The word "הלוואה": say how many lines of the data below contain it, and give the number alone.

============

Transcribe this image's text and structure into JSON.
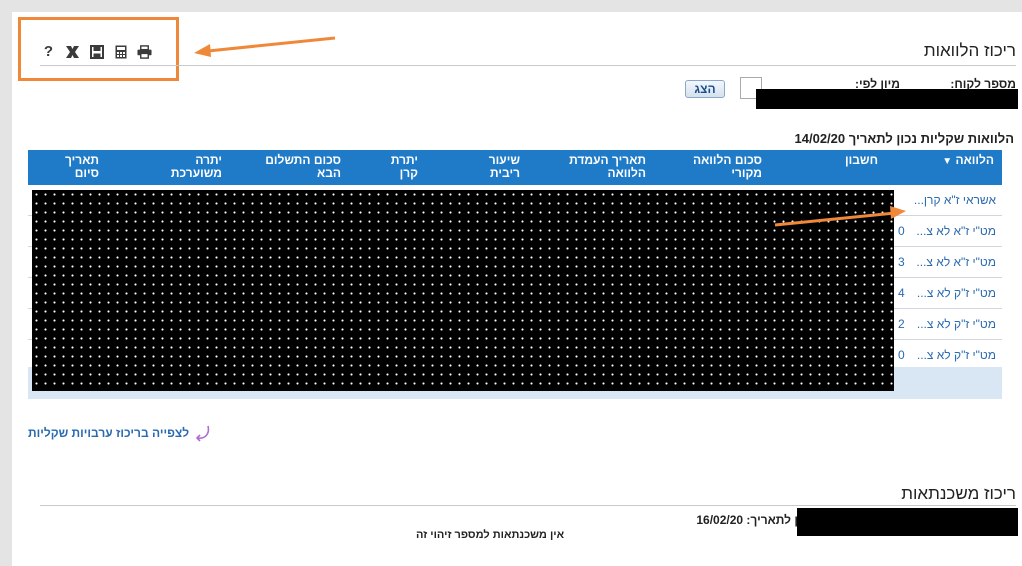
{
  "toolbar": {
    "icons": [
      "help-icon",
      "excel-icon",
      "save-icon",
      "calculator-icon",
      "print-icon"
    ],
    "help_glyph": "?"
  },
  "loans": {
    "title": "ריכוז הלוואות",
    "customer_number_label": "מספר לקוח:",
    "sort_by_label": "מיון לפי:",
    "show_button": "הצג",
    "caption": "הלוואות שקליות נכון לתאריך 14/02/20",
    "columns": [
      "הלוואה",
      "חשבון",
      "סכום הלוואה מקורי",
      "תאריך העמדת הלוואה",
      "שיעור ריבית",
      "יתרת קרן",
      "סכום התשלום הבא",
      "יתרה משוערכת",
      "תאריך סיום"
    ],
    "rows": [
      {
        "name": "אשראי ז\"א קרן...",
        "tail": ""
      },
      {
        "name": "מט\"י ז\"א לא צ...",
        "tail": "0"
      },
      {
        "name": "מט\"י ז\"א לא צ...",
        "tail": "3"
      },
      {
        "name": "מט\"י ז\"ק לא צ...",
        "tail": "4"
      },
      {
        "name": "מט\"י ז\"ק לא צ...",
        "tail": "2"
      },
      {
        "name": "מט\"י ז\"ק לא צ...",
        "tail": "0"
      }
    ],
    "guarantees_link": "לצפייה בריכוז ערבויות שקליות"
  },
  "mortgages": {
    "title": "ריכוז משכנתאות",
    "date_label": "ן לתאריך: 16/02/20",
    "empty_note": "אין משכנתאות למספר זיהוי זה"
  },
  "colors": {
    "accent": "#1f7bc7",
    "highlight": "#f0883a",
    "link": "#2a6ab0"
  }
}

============

*SOLUTION TO THIS TASK*
3